### What the exercise asks
Every entry in the data that follows should come back exactly, pictures aside.

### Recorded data
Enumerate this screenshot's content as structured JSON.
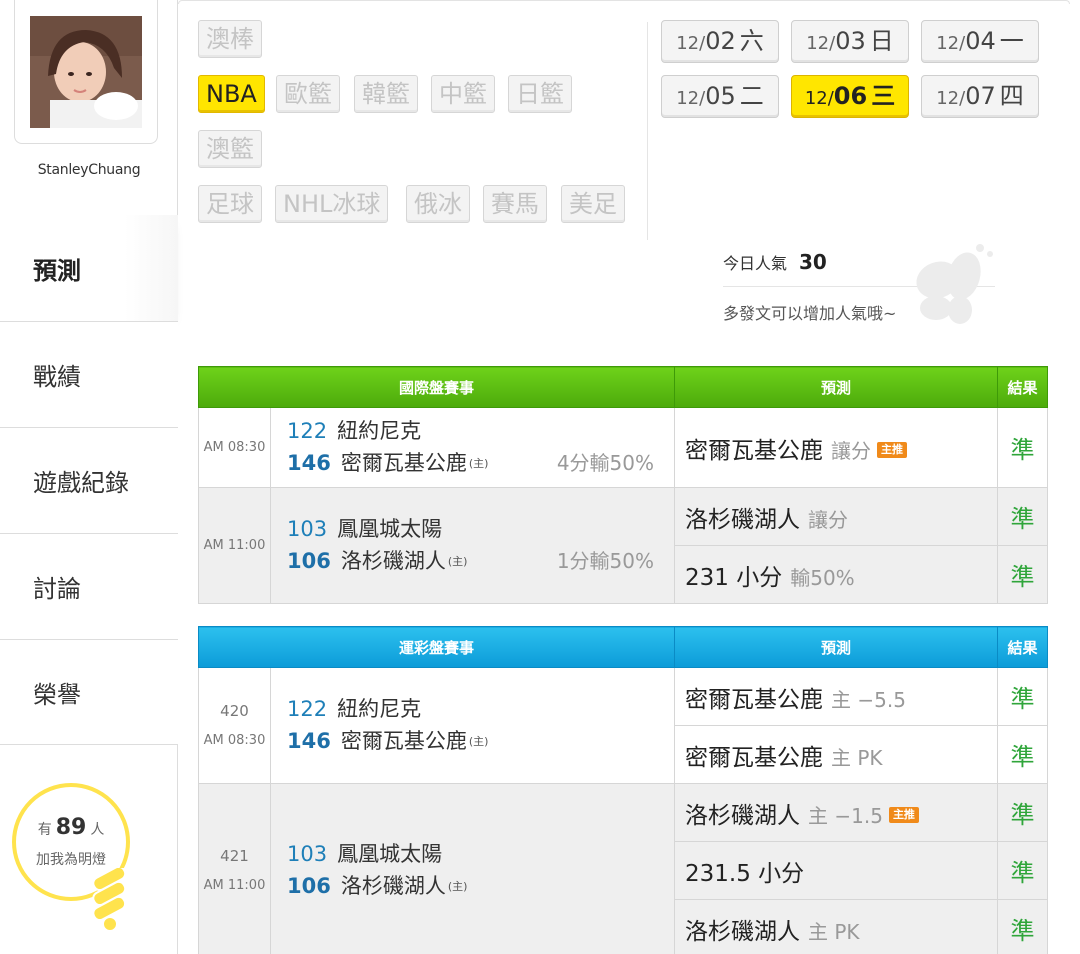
{
  "user": {
    "name": "StanleyChuang"
  },
  "nav": [
    {
      "label": "預測"
    },
    {
      "label": "戰績"
    },
    {
      "label": "遊戲紀錄"
    },
    {
      "label": "討論"
    },
    {
      "label": "榮譽"
    }
  ],
  "fans": {
    "prefix": "有",
    "count": "89",
    "suffix": "人",
    "line2": "加我為明燈"
  },
  "sports": [
    "澳棒",
    "NBA",
    "歐籃",
    "韓籃",
    "中籃",
    "日籃",
    "澳籃",
    "足球",
    "NHL冰球",
    "俄冰",
    "賽馬",
    "美足"
  ],
  "active_sport": "NBA",
  "dates": [
    {
      "md": "12/",
      "day": "02",
      "wk": "六"
    },
    {
      "md": "12/",
      "day": "03",
      "wk": "日"
    },
    {
      "md": "12/",
      "day": "04",
      "wk": "一"
    },
    {
      "md": "12/",
      "day": "05",
      "wk": "二"
    },
    {
      "md": "12/",
      "day": "06",
      "wk": "三"
    },
    {
      "md": "12/",
      "day": "07",
      "wk": "四"
    }
  ],
  "active_date": "12/06",
  "popularity": {
    "label": "今日人氣",
    "value": "30",
    "tip": "多發文可以增加人氣哦~"
  },
  "intl": {
    "headers": {
      "match": "國際盤賽事",
      "pred": "預測",
      "result": "結果"
    },
    "games": [
      {
        "time": "AM 08:30",
        "away_no": "122",
        "away": "紐約尼克",
        "home_no": "146",
        "home": "密爾瓦基公鹿",
        "host": "(主)",
        "spread": "4分輸50%",
        "preds": [
          {
            "main": "密爾瓦基公鹿",
            "sub": "讓分",
            "badge": "主推",
            "result": "準"
          }
        ]
      },
      {
        "time": "AM 11:00",
        "away_no": "103",
        "away": "鳳凰城太陽",
        "home_no": "106",
        "home": "洛杉磯湖人",
        "host": "(主)",
        "spread": "1分輸50%",
        "preds": [
          {
            "main": "洛杉磯湖人",
            "sub": "讓分",
            "result": "準"
          },
          {
            "main": "231 小分",
            "sub": "輸50%",
            "result": "準"
          }
        ]
      }
    ]
  },
  "sportslottery": {
    "headers": {
      "match": "運彩盤賽事",
      "pred": "預測",
      "result": "結果"
    },
    "games": [
      {
        "no": "420",
        "time": "AM 08:30",
        "away_no": "122",
        "away": "紐約尼克",
        "home_no": "146",
        "home": "密爾瓦基公鹿",
        "host": "(主)",
        "preds": [
          {
            "main": "密爾瓦基公鹿",
            "sub": "主 −5.5",
            "result": "準"
          },
          {
            "main": "密爾瓦基公鹿",
            "sub": "主 PK",
            "result": "準"
          }
        ]
      },
      {
        "no": "421",
        "time": "AM 11:00",
        "away_no": "103",
        "away": "鳳凰城太陽",
        "home_no": "106",
        "home": "洛杉磯湖人",
        "host": "(主)",
        "preds": [
          {
            "main": "洛杉磯湖人",
            "sub": "主 −1.5",
            "badge": "主推",
            "result": "準"
          },
          {
            "main": "231.5 小分",
            "sub": "",
            "result": "準"
          },
          {
            "main": "洛杉磯湖人",
            "sub": "主 PK",
            "result": "準"
          }
        ]
      }
    ]
  }
}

### Exercise answer
Enumerate this screenshot's content as structured JSON.
{
  "user": {
    "name": "StanleyChuang"
  },
  "nav": [
    {
      "label": "預測"
    },
    {
      "label": "戰績"
    },
    {
      "label": "遊戲紀錄"
    },
    {
      "label": "討論"
    },
    {
      "label": "榮譽"
    }
  ],
  "fans": {
    "prefix": "有",
    "count": "89",
    "suffix": "人",
    "line2": "加我為明燈"
  },
  "sports": [
    "澳棒",
    "NBA",
    "歐籃",
    "韓籃",
    "中籃",
    "日籃",
    "澳籃",
    "足球",
    "NHL冰球",
    "俄冰",
    "賽馬",
    "美足"
  ],
  "active_sport": "NBA",
  "dates": [
    {
      "md": "12/",
      "day": "02",
      "wk": "六"
    },
    {
      "md": "12/",
      "day": "03",
      "wk": "日"
    },
    {
      "md": "12/",
      "day": "04",
      "wk": "一"
    },
    {
      "md": "12/",
      "day": "05",
      "wk": "二"
    },
    {
      "md": "12/",
      "day": "06",
      "wk": "三"
    },
    {
      "md": "12/",
      "day": "07",
      "wk": "四"
    }
  ],
  "active_date": "12/06",
  "popularity": {
    "label": "今日人氣",
    "value": "30",
    "tip": "多發文可以增加人氣哦~"
  },
  "intl": {
    "headers": {
      "match": "國際盤賽事",
      "pred": "預測",
      "result": "結果"
    },
    "games": [
      {
        "time": "AM 08:30",
        "away_no": "122",
        "away": "紐約尼克",
        "home_no": "146",
        "home": "密爾瓦基公鹿",
        "host": "(主)",
        "spread": "4分輸50%",
        "preds": [
          {
            "main": "密爾瓦基公鹿",
            "sub": "讓分",
            "badge": "主推",
            "result": "準"
          }
        ]
      },
      {
        "time": "AM 11:00",
        "away_no": "103",
        "away": "鳳凰城太陽",
        "home_no": "106",
        "home": "洛杉磯湖人",
        "host": "(主)",
        "spread": "1分輸50%",
        "preds": [
          {
            "main": "洛杉磯湖人",
            "sub": "讓分",
            "result": "準"
          },
          {
            "main": "231 小分",
            "sub": "輸50%",
            "result": "準"
          }
        ]
      }
    ]
  },
  "sportslottery": {
    "headers": {
      "match": "運彩盤賽事",
      "pred": "預測",
      "result": "結果"
    },
    "games": [
      {
        "no": "420",
        "time": "AM 08:30",
        "away_no": "122",
        "away": "紐約尼克",
        "home_no": "146",
        "home": "密爾瓦基公鹿",
        "host": "(主)",
        "preds": [
          {
            "main": "密爾瓦基公鹿",
            "sub": "主 −5.5",
            "result": "準"
          },
          {
            "main": "密爾瓦基公鹿",
            "sub": "主 PK",
            "result": "準"
          }
        ]
      },
      {
        "no": "421",
        "time": "AM 11:00",
        "away_no": "103",
        "away": "鳳凰城太陽",
        "home_no": "106",
        "home": "洛杉磯湖人",
        "host": "(主)",
        "preds": [
          {
            "main": "洛杉磯湖人",
            "sub": "主 −1.5",
            "badge": "主推",
            "result": "準"
          },
          {
            "main": "231.5 小分",
            "sub": "",
            "result": "準"
          },
          {
            "main": "洛杉磯湖人",
            "sub": "主 PK",
            "result": "準"
          }
        ]
      }
    ]
  }
}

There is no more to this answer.